Set every entry down again exactly, excluding any pictures.

▸ Material provided
__________________________________________________

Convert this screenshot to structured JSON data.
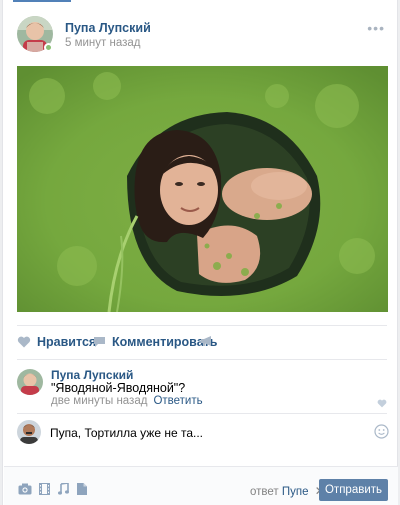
{
  "post": {
    "author": "Пупа Лупский",
    "time": "5 минут назад",
    "more": "•••"
  },
  "actions": {
    "like_label": "Нравится",
    "comment_label": "Комментировать"
  },
  "comment": {
    "author": "Пупа Лупский",
    "text": "\"Яводяной-Яводяной\"?",
    "time": "две минуты назад",
    "reply_label": "Ответить"
  },
  "reply_box": {
    "value": "Пупа, Тортилла уже не та..."
  },
  "bottom_bar": {
    "reply_prefix": "ответ",
    "reply_to_name": "Пупе",
    "cancel": "✕",
    "send_label": "Отправить"
  },
  "icons": {
    "like": "heart-icon",
    "comment": "speech-bubble-icon",
    "share": "megaphone-icon",
    "photo": "camera-icon",
    "video": "film-icon",
    "audio": "music-note-icon",
    "document": "document-icon",
    "emoji": "smiley-icon"
  },
  "colors": {
    "link": "#2a5885",
    "accent": "#5181b8",
    "button": "#5e81a8",
    "muted": "#939393"
  }
}
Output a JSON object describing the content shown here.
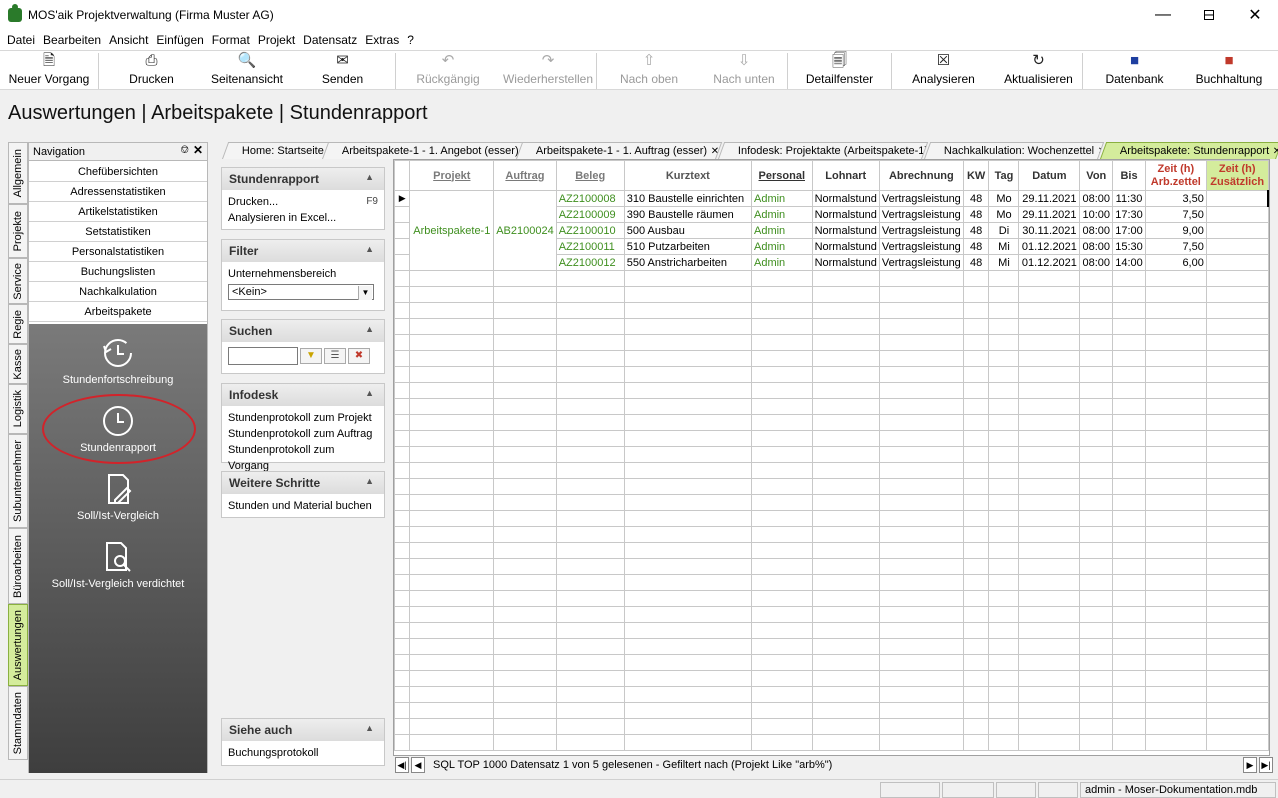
{
  "window": {
    "title": "MOS'aik Projektverwaltung (Firma Muster AG)"
  },
  "menu": [
    "Datei",
    "Bearbeiten",
    "Ansicht",
    "Einfügen",
    "Format",
    "Projekt",
    "Datensatz",
    "Extras",
    "?"
  ],
  "toolbar": {
    "neuer_vorgang": "Neuer Vorgang",
    "drucken": "Drucken",
    "seitenansicht": "Seitenansicht",
    "senden": "Senden",
    "rueckgaengig": "Rückgängig",
    "wiederherstellen": "Wiederherstellen",
    "nach_oben": "Nach oben",
    "nach_unten": "Nach unten",
    "detailfenster": "Detailfenster",
    "analysieren": "Analysieren",
    "aktualisieren": "Aktualisieren",
    "datenbank": "Datenbank",
    "buchhaltung": "Buchhaltung"
  },
  "page_title": "Auswertungen | Arbeitspakete | Stundenrapport",
  "vertical_tabs": [
    "Allgemein",
    "Projekte",
    "Service",
    "Regie",
    "Kasse",
    "Logistik",
    "Subunternehmer",
    "Büroarbeiten",
    "Auswertungen",
    "Stammdaten"
  ],
  "navigation": {
    "title": "Navigation",
    "items": [
      "Chefübersichten",
      "Adressenstatistiken",
      "Artikelstatistiken",
      "Setstatistiken",
      "Personalstatistiken",
      "Buchungslisten",
      "Nachkalkulation",
      "Arbeitspakete"
    ],
    "icons": [
      "Stundenfortschreibung",
      "Stundenrapport",
      "Soll/Ist-Vergleich",
      "Soll/Ist-Vergleich verdichtet"
    ]
  },
  "tasks": {
    "stundenrapport": {
      "title": "Stundenrapport",
      "drucken": "Drucken...",
      "drucken_key": "F9",
      "analysieren": "Analysieren in Excel..."
    },
    "filter": {
      "title": "Filter",
      "label": "Unternehmensbereich",
      "value": "<Kein>"
    },
    "suchen": {
      "title": "Suchen"
    },
    "infodesk": {
      "title": "Infodesk",
      "items": [
        "Stundenprotokoll zum Projekt",
        "Stundenprotokoll zum Auftrag",
        "Stundenprotokoll zum Vorgang"
      ]
    },
    "weitere": {
      "title": "Weitere Schritte",
      "items": [
        "Stunden und Material buchen"
      ]
    },
    "siehe": {
      "title": "Siehe auch",
      "items": [
        "Buchungsprotokoll"
      ]
    }
  },
  "doc_tabs": [
    "Home: Startseite",
    "Arbeitspakete-1 - 1. Angebot (esser)",
    "Arbeitspakete-1 - 1. Auftrag (esser)",
    "Infodesk: Projektakte (Arbeitspakete-1)",
    "Nachkalkulation: Wochenzettel",
    "Arbeitspakete: Stundenrapport"
  ],
  "grid": {
    "headers": {
      "projekt": "Projekt",
      "auftrag": "Auftrag",
      "beleg": "Beleg",
      "kurztext": "Kurztext",
      "personal": "Personal",
      "lohnart": "Lohnart",
      "abrechnung": "Abrechnung",
      "kw": "KW",
      "tag": "Tag",
      "datum": "Datum",
      "von": "Von",
      "bis": "Bis",
      "zeit1a": "Zeit (h)",
      "zeit1b": "Arb.zettel",
      "zeit2a": "Zeit (h)",
      "zeit2b": "Zusätzlich"
    },
    "projekt": "Arbeitspakete-1",
    "auftrag": "AB2100024",
    "rows": [
      {
        "beleg": "AZ2100008",
        "kurztext": "310 Baustelle einrichten",
        "personal": "Admin",
        "lohnart": "Normalstund",
        "abrechnung": "Vertragsleistung",
        "kw": "48",
        "tag": "Mo",
        "datum": "29.11.2021",
        "von": "08:00",
        "bis": "11:30",
        "zeit": "3,50"
      },
      {
        "beleg": "AZ2100009",
        "kurztext": "390 Baustelle räumen",
        "personal": "Admin",
        "lohnart": "Normalstund",
        "abrechnung": "Vertragsleistung",
        "kw": "48",
        "tag": "Mo",
        "datum": "29.11.2021",
        "von": "10:00",
        "bis": "17:30",
        "zeit": "7,50"
      },
      {
        "beleg": "AZ2100010",
        "kurztext": "500 Ausbau",
        "personal": "Admin",
        "lohnart": "Normalstund",
        "abrechnung": "Vertragsleistung",
        "kw": "48",
        "tag": "Di",
        "datum": "30.11.2021",
        "von": "08:00",
        "bis": "17:00",
        "zeit": "9,00"
      },
      {
        "beleg": "AZ2100011",
        "kurztext": "510 Putzarbeiten",
        "personal": "Admin",
        "lohnart": "Normalstund",
        "abrechnung": "Vertragsleistung",
        "kw": "48",
        "tag": "Mi",
        "datum": "01.12.2021",
        "von": "08:00",
        "bis": "15:30",
        "zeit": "7,50"
      },
      {
        "beleg": "AZ2100012",
        "kurztext": "550 Anstricharbeiten",
        "personal": "Admin",
        "lohnart": "Normalstund",
        "abrechnung": "Vertragsleistung",
        "kw": "48",
        "tag": "Mi",
        "datum": "01.12.2021",
        "von": "08:00",
        "bis": "14:00",
        "zeit": "6,00"
      }
    ]
  },
  "record_nav": {
    "text": "SQL TOP 1000 Datensatz 1 von 5 gelesenen - Gefiltert nach (Projekt Like \"arb%\")"
  },
  "status": {
    "db": "admin - Moser-Dokumentation.mdb"
  }
}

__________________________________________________

▸ Your response
Convert this screenshot to structured JSON data.
{
  "post": {
    "author": "Пупа Лупский",
    "time": "5 минут назад",
    "more": "•••"
  },
  "actions": {
    "like_label": "Нравится",
    "comment_label": "Комментировать"
  },
  "comment": {
    "author": "Пупа Лупский",
    "text": "\"Яводяной-Яводяной\"?",
    "time": "две минуты назад",
    "reply_label": "Ответить"
  },
  "reply_box": {
    "value": "Пупа, Тортилла уже не та..."
  },
  "bottom_bar": {
    "reply_prefix": "ответ",
    "reply_to_name": "Пупе",
    "cancel": "✕",
    "send_label": "Отправить"
  },
  "icons": {
    "like": "heart-icon",
    "comment": "speech-bubble-icon",
    "share": "megaphone-icon",
    "photo": "camera-icon",
    "video": "film-icon",
    "audio": "music-note-icon",
    "document": "document-icon",
    "emoji": "smiley-icon"
  },
  "colors": {
    "link": "#2a5885",
    "accent": "#5181b8",
    "button": "#5e81a8",
    "muted": "#939393"
  }
}
Output a JSON object describing the content shown here.
{
  "window": {
    "title": "MOS'aik Projektverwaltung (Firma Muster AG)"
  },
  "menu": [
    "Datei",
    "Bearbeiten",
    "Ansicht",
    "Einfügen",
    "Format",
    "Projekt",
    "Datensatz",
    "Extras",
    "?"
  ],
  "toolbar": {
    "neuer_vorgang": "Neuer Vorgang",
    "drucken": "Drucken",
    "seitenansicht": "Seitenansicht",
    "senden": "Senden",
    "rueckgaengig": "Rückgängig",
    "wiederherstellen": "Wiederherstellen",
    "nach_oben": "Nach oben",
    "nach_unten": "Nach unten",
    "detailfenster": "Detailfenster",
    "analysieren": "Analysieren",
    "aktualisieren": "Aktualisieren",
    "datenbank": "Datenbank",
    "buchhaltung": "Buchhaltung"
  },
  "page_title": "Auswertungen | Arbeitspakete | Stundenrapport",
  "vertical_tabs": [
    "Allgemein",
    "Projekte",
    "Service",
    "Regie",
    "Kasse",
    "Logistik",
    "Subunternehmer",
    "Büroarbeiten",
    "Auswertungen",
    "Stammdaten"
  ],
  "navigation": {
    "title": "Navigation",
    "items": [
      "Chefübersichten",
      "Adressenstatistiken",
      "Artikelstatistiken",
      "Setstatistiken",
      "Personalstatistiken",
      "Buchungslisten",
      "Nachkalkulation",
      "Arbeitspakete"
    ],
    "icons": [
      "Stundenfortschreibung",
      "Stundenrapport",
      "Soll/Ist-Vergleich",
      "Soll/Ist-Vergleich verdichtet"
    ]
  },
  "tasks": {
    "stundenrapport": {
      "title": "Stundenrapport",
      "drucken": "Drucken...",
      "drucken_key": "F9",
      "analysieren": "Analysieren in Excel..."
    },
    "filter": {
      "title": "Filter",
      "label": "Unternehmensbereich",
      "value": "<Kein>"
    },
    "suchen": {
      "title": "Suchen"
    },
    "infodesk": {
      "title": "Infodesk",
      "items": [
        "Stundenprotokoll zum Projekt",
        "Stundenprotokoll zum Auftrag",
        "Stundenprotokoll zum Vorgang"
      ]
    },
    "weitere": {
      "title": "Weitere Schritte",
      "items": [
        "Stunden und Material buchen"
      ]
    },
    "siehe": {
      "title": "Siehe auch",
      "items": [
        "Buchungsprotokoll"
      ]
    }
  },
  "doc_tabs": [
    "Home: Startseite",
    "Arbeitspakete-1 - 1. Angebot (esser)",
    "Arbeitspakete-1 - 1. Auftrag (esser)",
    "Infodesk: Projektakte (Arbeitspakete-1)",
    "Nachkalkulation: Wochenzettel",
    "Arbeitspakete: Stundenrapport"
  ],
  "grid": {
    "headers": {
      "projekt": "Projekt",
      "auftrag": "Auftrag",
      "beleg": "Beleg",
      "kurztext": "Kurztext",
      "personal": "Personal",
      "lohnart": "Lohnart",
      "abrechnung": "Abrechnung",
      "kw": "KW",
      "tag": "Tag",
      "datum": "Datum",
      "von": "Von",
      "bis": "Bis",
      "zeit1a": "Zeit (h)",
      "zeit1b": "Arb.zettel",
      "zeit2a": "Zeit (h)",
      "zeit2b": "Zusätzlich"
    },
    "projekt": "Arbeitspakete-1",
    "auftrag": "AB2100024",
    "rows": [
      {
        "beleg": "AZ2100008",
        "kurztext": "310 Baustelle einrichten",
        "personal": "Admin",
        "lohnart": "Normalstund",
        "abrechnung": "Vertragsleistung",
        "kw": "48",
        "tag": "Mo",
        "datum": "29.11.2021",
        "von": "08:00",
        "bis": "11:30",
        "zeit": "3,50"
      },
      {
        "beleg": "AZ2100009",
        "kurztext": "390 Baustelle räumen",
        "personal": "Admin",
        "lohnart": "Normalstund",
        "abrechnung": "Vertragsleistung",
        "kw": "48",
        "tag": "Mo",
        "datum": "29.11.2021",
        "von": "10:00",
        "bis": "17:30",
        "zeit": "7,50"
      },
      {
        "beleg": "AZ2100010",
        "kurztext": "500 Ausbau",
        "personal": "Admin",
        "lohnart": "Normalstund",
        "abrechnung": "Vertragsleistung",
        "kw": "48",
        "tag": "Di",
        "datum": "30.11.2021",
        "von": "08:00",
        "bis": "17:00",
        "zeit": "9,00"
      },
      {
        "beleg": "AZ2100011",
        "kurztext": "510 Putzarbeiten",
        "personal": "Admin",
        "lohnart": "Normalstund",
        "abrechnung": "Vertragsleistung",
        "kw": "48",
        "tag": "Mi",
        "datum": "01.12.2021",
        "von": "08:00",
        "bis": "15:30",
        "zeit": "7,50"
      },
      {
        "beleg": "AZ2100012",
        "kurztext": "550 Anstricharbeiten",
        "personal": "Admin",
        "lohnart": "Normalstund",
        "abrechnung": "Vertragsleistung",
        "kw": "48",
        "tag": "Mi",
        "datum": "01.12.2021",
        "von": "08:00",
        "bis": "14:00",
        "zeit": "6,00"
      }
    ]
  },
  "record_nav": {
    "text": "SQL TOP 1000 Datensatz 1 von 5 gelesenen - Gefiltert nach (Projekt Like \"arb%\")"
  },
  "status": {
    "db": "admin - Moser-Dokumentation.mdb"
  }
}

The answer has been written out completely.